He was recruited by several schools, including Georgetown and Florida, but none more strongly than Seton Hall, the school he grew up rooting for.
According to The New York Post, Seton Hall hoped Anderson would be the big-name recruit that has often eluded them and that he would help lead the Pirates to its first NCAA tournament berth since the 2005-2006 season. Seton Hall even had a final in-house visit with Anderson just a few hours before he announced his decision to attend UCLA.
Anderson will be able to compete for playing time right away at UCLA.

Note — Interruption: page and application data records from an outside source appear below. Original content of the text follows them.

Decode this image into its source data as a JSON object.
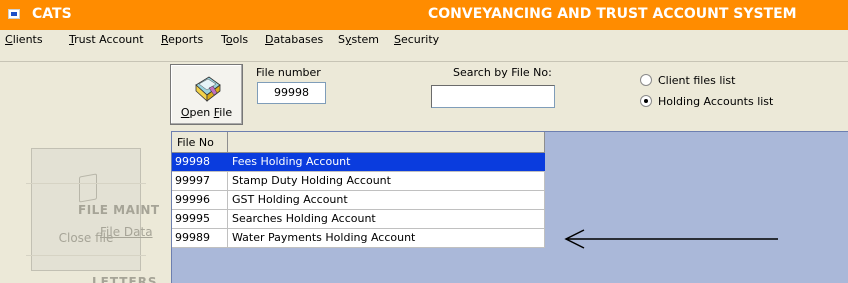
{
  "window": {
    "app_name": "CATS",
    "title": "CONVEYANCING AND TRUST ACCOUNT SYSTEM"
  },
  "menu": [
    {
      "before": "",
      "key": "C",
      "after": "lients"
    },
    {
      "before": "",
      "key": "T",
      "after": "rust Account"
    },
    {
      "before": "",
      "key": "R",
      "after": "eports"
    },
    {
      "before": "T",
      "key": "o",
      "after": "ols"
    },
    {
      "before": "",
      "key": "D",
      "after": "atabases"
    },
    {
      "before": "S",
      "key": "y",
      "after": "stem"
    },
    {
      "before": "",
      "key": "S",
      "after": "ecurity"
    }
  ],
  "toolbar": {
    "open_file": {
      "key": "O",
      "rest": "pen ",
      "key2": "F",
      "rest2": "ile"
    },
    "file_number_label": "File number",
    "file_number_value": "99998",
    "search_label": "Search by File No:",
    "search_value": "",
    "radio_client": "Client files list",
    "radio_holding": "Holding Accounts list",
    "selected_list": "Holding Accounts list"
  },
  "left_nav": {
    "close_file": "Close file",
    "file_maint": "FILE MAINT",
    "file_data": "File Data",
    "letters": "LETTERS"
  },
  "grid": {
    "headers": [
      "File No",
      ""
    ],
    "rows": [
      {
        "file_no": "99998",
        "name": "Fees Holding Account",
        "selected": true
      },
      {
        "file_no": "99997",
        "name": "Stamp Duty Holding Account",
        "selected": false
      },
      {
        "file_no": "99996",
        "name": "GST Holding Account",
        "selected": false
      },
      {
        "file_no": "99995",
        "name": "Searches Holding Account",
        "selected": false
      },
      {
        "file_no": "99989",
        "name": "Water Payments Holding Account",
        "selected": false
      }
    ]
  },
  "colors": {
    "title_bar": "#ff8c00",
    "selection": "#0a3cde",
    "grid_background": "#aab8d9"
  }
}
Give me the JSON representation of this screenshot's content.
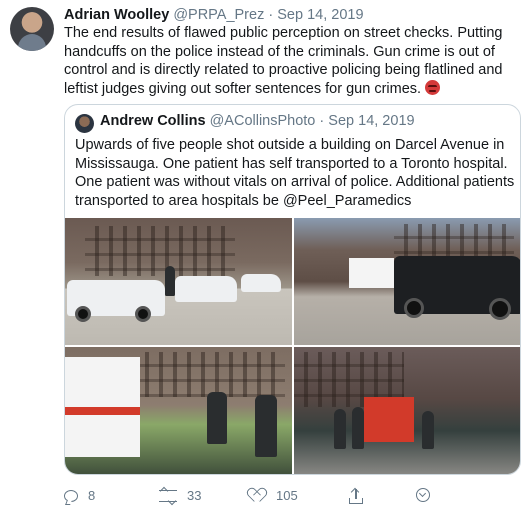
{
  "tweet": {
    "author_name": "Adrian Woolley",
    "author_handle": "@PRPA_Prez",
    "separator": "·",
    "date": "Sep 14, 2019",
    "text": "The end results of flawed public perception on street checks. Putting handcuffs on the police instead of the criminals. Gun crime is out of control and is directly related to proactive policing being flatlined and leftist judges giving out softer sentences for gun crimes.",
    "emoji_icon": "angry-face-icon"
  },
  "quoted_tweet": {
    "author_name": "Andrew Collins",
    "author_handle": "@ACollinsPhoto",
    "separator": "·",
    "date": "Sep 14, 2019",
    "text": "Upwards of five people shot outside a building on Darcel Avenue in Mississauga. One patient has self transported to a Toronto hospital. One patient was without vitals on arrival of police. Additional patients transported to area hospitals be @Peel_Paramedics"
  },
  "actions": {
    "replies": "8",
    "retweets": "33",
    "likes": "105"
  },
  "colors": {
    "text": "#14171a",
    "secondary": "#657786",
    "border": "#ccd6dd"
  }
}
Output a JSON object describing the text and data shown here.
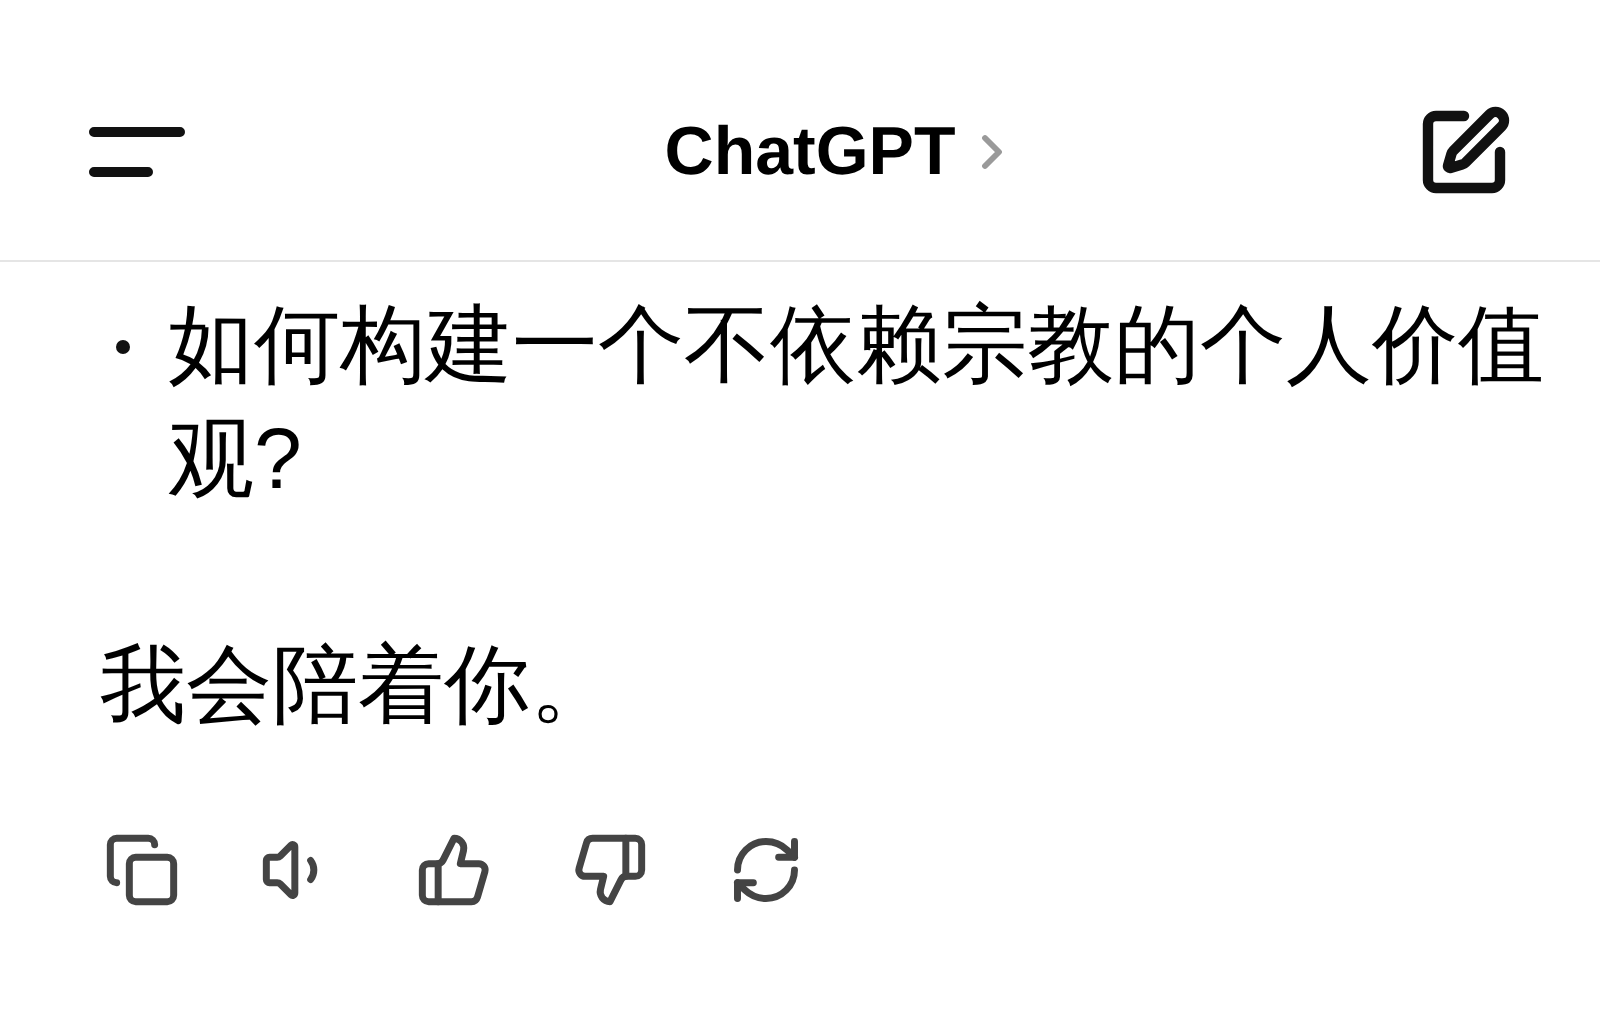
{
  "header": {
    "title": "ChatGPT"
  },
  "message": {
    "bullets": [
      "如何构建一个不依赖宗教的个人价值观?"
    ],
    "paragraph": "我会陪着你。"
  }
}
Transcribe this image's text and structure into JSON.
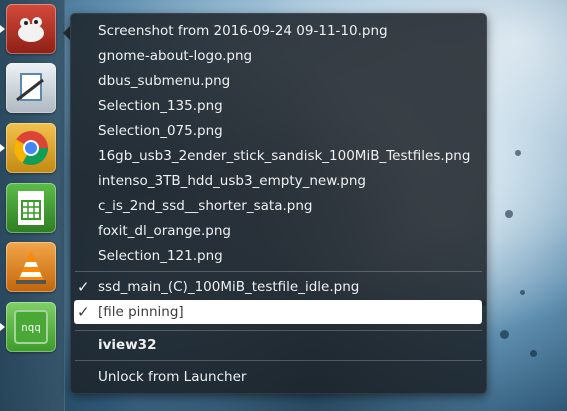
{
  "launcher": {
    "items": [
      {
        "name": "gimp",
        "icon": "gimp-icon",
        "color": "#c0392b"
      },
      {
        "name": "preview",
        "icon": "image-viewer-icon",
        "color": "#d6dde3"
      },
      {
        "name": "chrome",
        "icon": "chrome-icon",
        "color": "#e8a21b"
      },
      {
        "name": "libreoffice-calc",
        "icon": "spreadsheet-icon",
        "color": "#3a9a2a"
      },
      {
        "name": "vlc",
        "icon": "vlc-icon",
        "color": "#e8841a"
      },
      {
        "name": "iview32",
        "icon": "wine-app-icon",
        "color": "#4caf3a",
        "label": "nqq"
      }
    ]
  },
  "menu": {
    "recent_files": [
      "Screenshot from 2016-09-24 09-11-10.png",
      "gnome-about-logo.png",
      "dbus_submenu.png",
      "Selection_135.png",
      "Selection_075.png",
      "16gb_usb3_2ender_stick_sandisk_100MiB_Testfiles.png",
      "intenso_3TB_hdd_usb3_empty_new.png",
      "c_is_2nd_ssd__shorter_sata.png",
      "foxit_dl_orange.png",
      "Selection_121.png"
    ],
    "checked_file": "ssd_main_(C)_100MiB_testfile_idle.png",
    "file_pinning": "[file pinning]",
    "check_mark": "✓",
    "app_name": "iview32",
    "unlock": "Unlock from Launcher"
  }
}
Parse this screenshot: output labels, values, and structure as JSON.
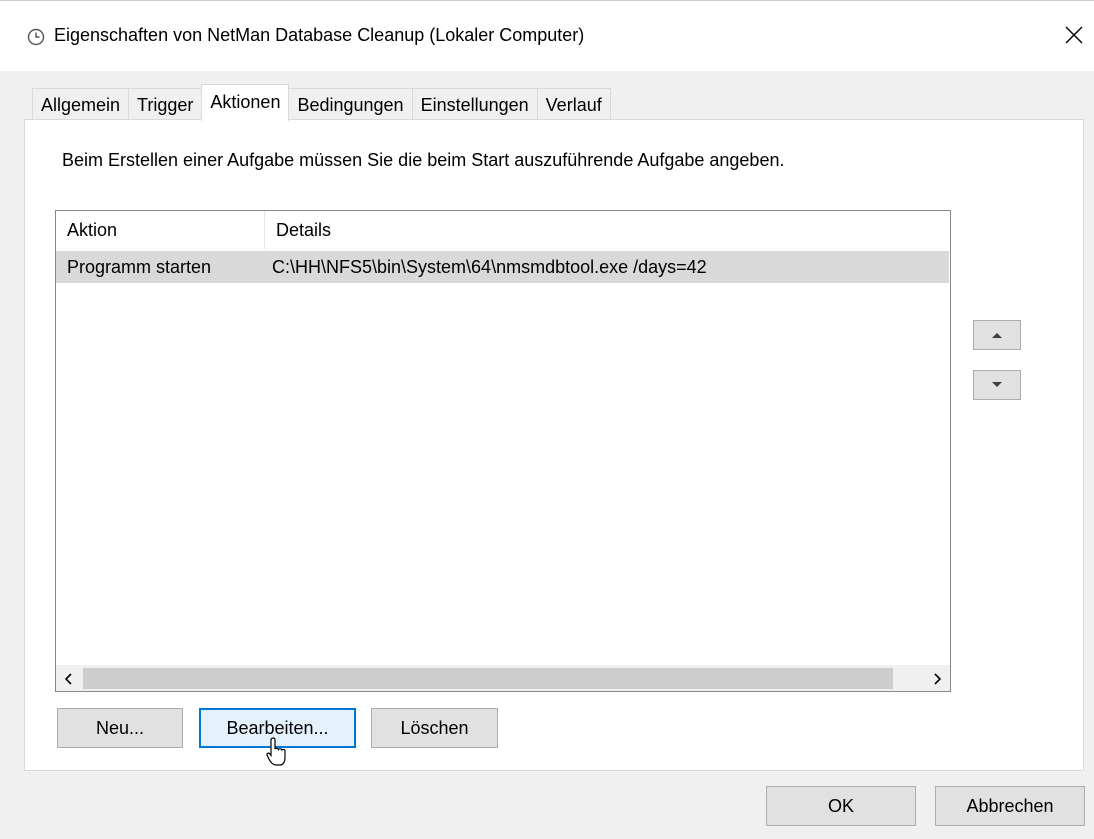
{
  "window": {
    "title": "Eigenschaften von NetMan Database Cleanup (Lokaler Computer)",
    "icon": "clock-icon",
    "close_symbol": "✕"
  },
  "tabs": [
    {
      "label": "Allgemein",
      "active": false
    },
    {
      "label": "Trigger",
      "active": false
    },
    {
      "label": "Aktionen",
      "active": true
    },
    {
      "label": "Bedingungen",
      "active": false
    },
    {
      "label": "Einstellungen",
      "active": false
    },
    {
      "label": "Verlauf",
      "active": false
    }
  ],
  "panel": {
    "instruction": "Beim Erstellen einer Aufgabe müssen Sie die beim Start auszuführende Aufgabe angeben."
  },
  "listview": {
    "columns": [
      "Aktion",
      "Details"
    ],
    "rows": [
      {
        "aktion": "Programm starten",
        "details": "C:\\HH\\NFS5\\bin\\System\\64\\nmsmdbtool.exe /days=42",
        "selected": true
      }
    ]
  },
  "action_buttons": {
    "new": "Neu...",
    "edit": "Bearbeiten...",
    "delete": "Löschen"
  },
  "dialog_buttons": {
    "ok": "OK",
    "cancel": "Abbrechen"
  },
  "colors": {
    "focus_accent": "#0078d7",
    "selection": "#d9d9d9"
  }
}
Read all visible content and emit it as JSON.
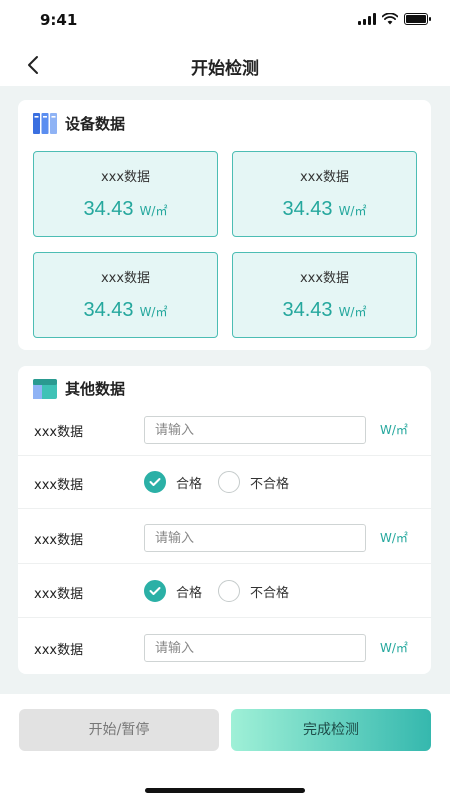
{
  "status_bar": {
    "time": "9:41"
  },
  "nav": {
    "title": "开始检测"
  },
  "device_section": {
    "title": "设备数据",
    "metrics": [
      {
        "label": "xxx数据",
        "value": "34.43",
        "unit": "W/㎡"
      },
      {
        "label": "xxx数据",
        "value": "34.43",
        "unit": "W/㎡"
      },
      {
        "label": "xxx数据",
        "value": "34.43",
        "unit": "W/㎡"
      },
      {
        "label": "xxx数据",
        "value": "34.43",
        "unit": "W/㎡"
      }
    ]
  },
  "other_section": {
    "title": "其他数据",
    "rows": [
      {
        "label": "xxx数据",
        "placeholder": "请输入",
        "unit": "W/㎡"
      },
      {
        "label": "xxx数据",
        "option_pass": "合格",
        "option_fail": "不合格",
        "selected": "合格"
      },
      {
        "label": "xxx数据",
        "placeholder": "请输入",
        "unit": "W/㎡"
      },
      {
        "label": "xxx数据",
        "option_pass": "合格",
        "option_fail": "不合格",
        "selected": "合格"
      },
      {
        "label": "xxx数据",
        "placeholder": "请输入",
        "unit": "W/㎡"
      }
    ]
  },
  "actions": {
    "pause_label": "开始/暂停",
    "finish_label": "完成检测"
  },
  "colors": {
    "accent": "#2bb0a6",
    "metric_bg": "#e5f6f5",
    "metric_border": "#4cbdb4",
    "page_bg": "#eef3f3"
  },
  "icons": {
    "back": "chevron-left-icon",
    "device_section": "books-icon",
    "other_section": "table-icon",
    "selected": "checkmark-icon"
  }
}
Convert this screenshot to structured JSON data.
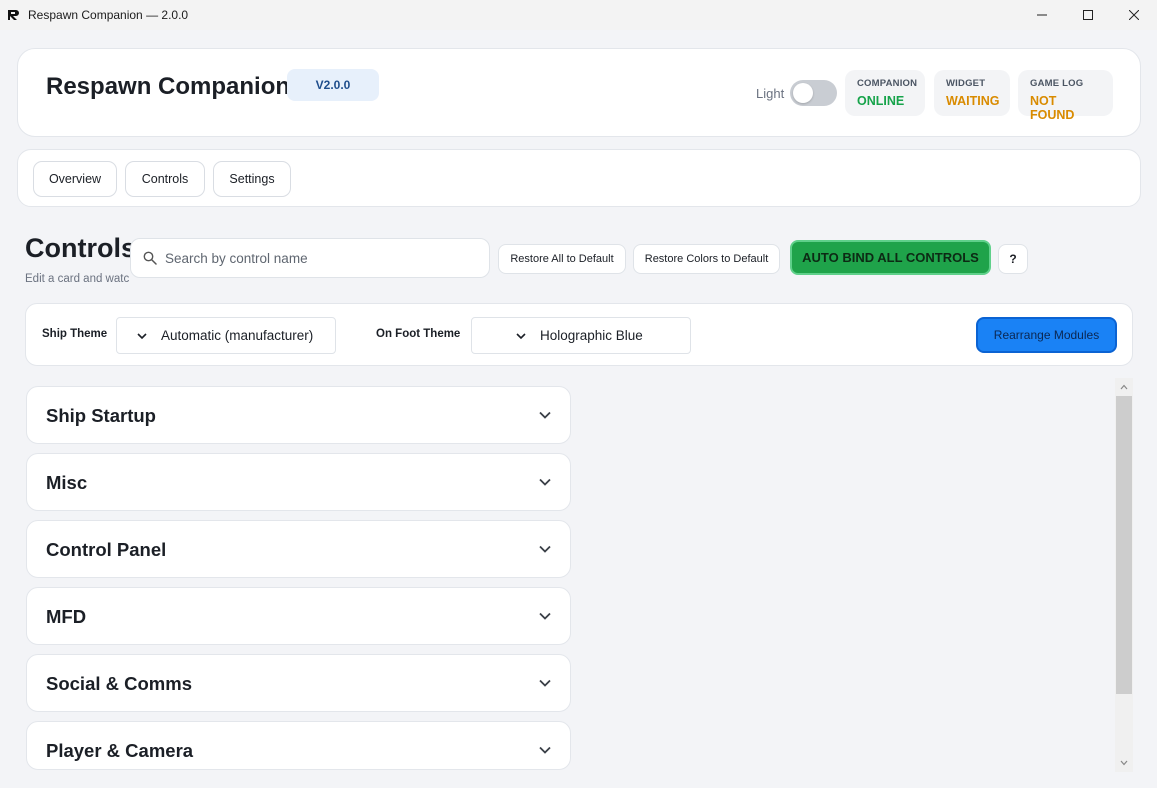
{
  "window": {
    "title": "Respawn Companion — 2.0.0"
  },
  "header": {
    "app_name": "Respawn Companion",
    "version": "V2.0.0",
    "theme_toggle_label": "Light",
    "statuses": [
      {
        "label": "COMPANION",
        "value": "ONLINE",
        "color": "#16a34a"
      },
      {
        "label": "WIDGET",
        "value": "WAITING",
        "color": "#d98b00"
      },
      {
        "label": "GAME LOG",
        "value": "NOT FOUND",
        "color": "#d98b00"
      }
    ]
  },
  "nav": {
    "tabs": [
      "Overview",
      "Controls",
      "Settings"
    ]
  },
  "controls": {
    "title": "Controls",
    "subtitle": "Edit a card and watc",
    "search_placeholder": "Search by control name",
    "restore_all_label": "Restore All to Default",
    "restore_colors_label": "Restore Colors to Default",
    "auto_bind_label": "AUTO BIND ALL CONTROLS",
    "help_label": "?"
  },
  "themes": {
    "ship_label": "Ship Theme",
    "ship_value": "Automatic (manufacturer)",
    "foot_label": "On Foot Theme",
    "foot_value": "Holographic Blue",
    "rearrange_label": "Rearrange Modules"
  },
  "modules": [
    "Ship Startup",
    "Misc",
    "Control Panel",
    "MFD",
    "Social & Comms",
    "Player & Camera"
  ],
  "colors": {
    "accent_green": "#1fa34a",
    "accent_blue": "#1a82f5",
    "status_ok": "#16a34a",
    "status_warn": "#d98b00"
  }
}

Despite his size, UCLA has indicated that they would be willing to play Anderson at point guard. The point position will be filled this season by senior point guards Lazeric Jones and Jerime Anderson, leaving the position open when Anderson arrives on campus next year.
Anderson’s flexibility should allow him the opportunity to earn immediate playing time for the Bruins.
Anderson joins two other ESPN Top 100 recruits in the 2012 recruiting class who have already committed to UCLA—small forward Jordan Adams of Lawrenceville, Georgia, and point guard Dominic Artis of Richmond, California.
Anderson’s spurning of Seton Hall and Georgetown leaves both schools thus far without a commitment from any of ESPN’s Top 100, though Florida can take comfort in their two signings.
What is the duplicate article?
Why is this article offensive?
Where is this article plagiarized from?
Why is this article poorly edited?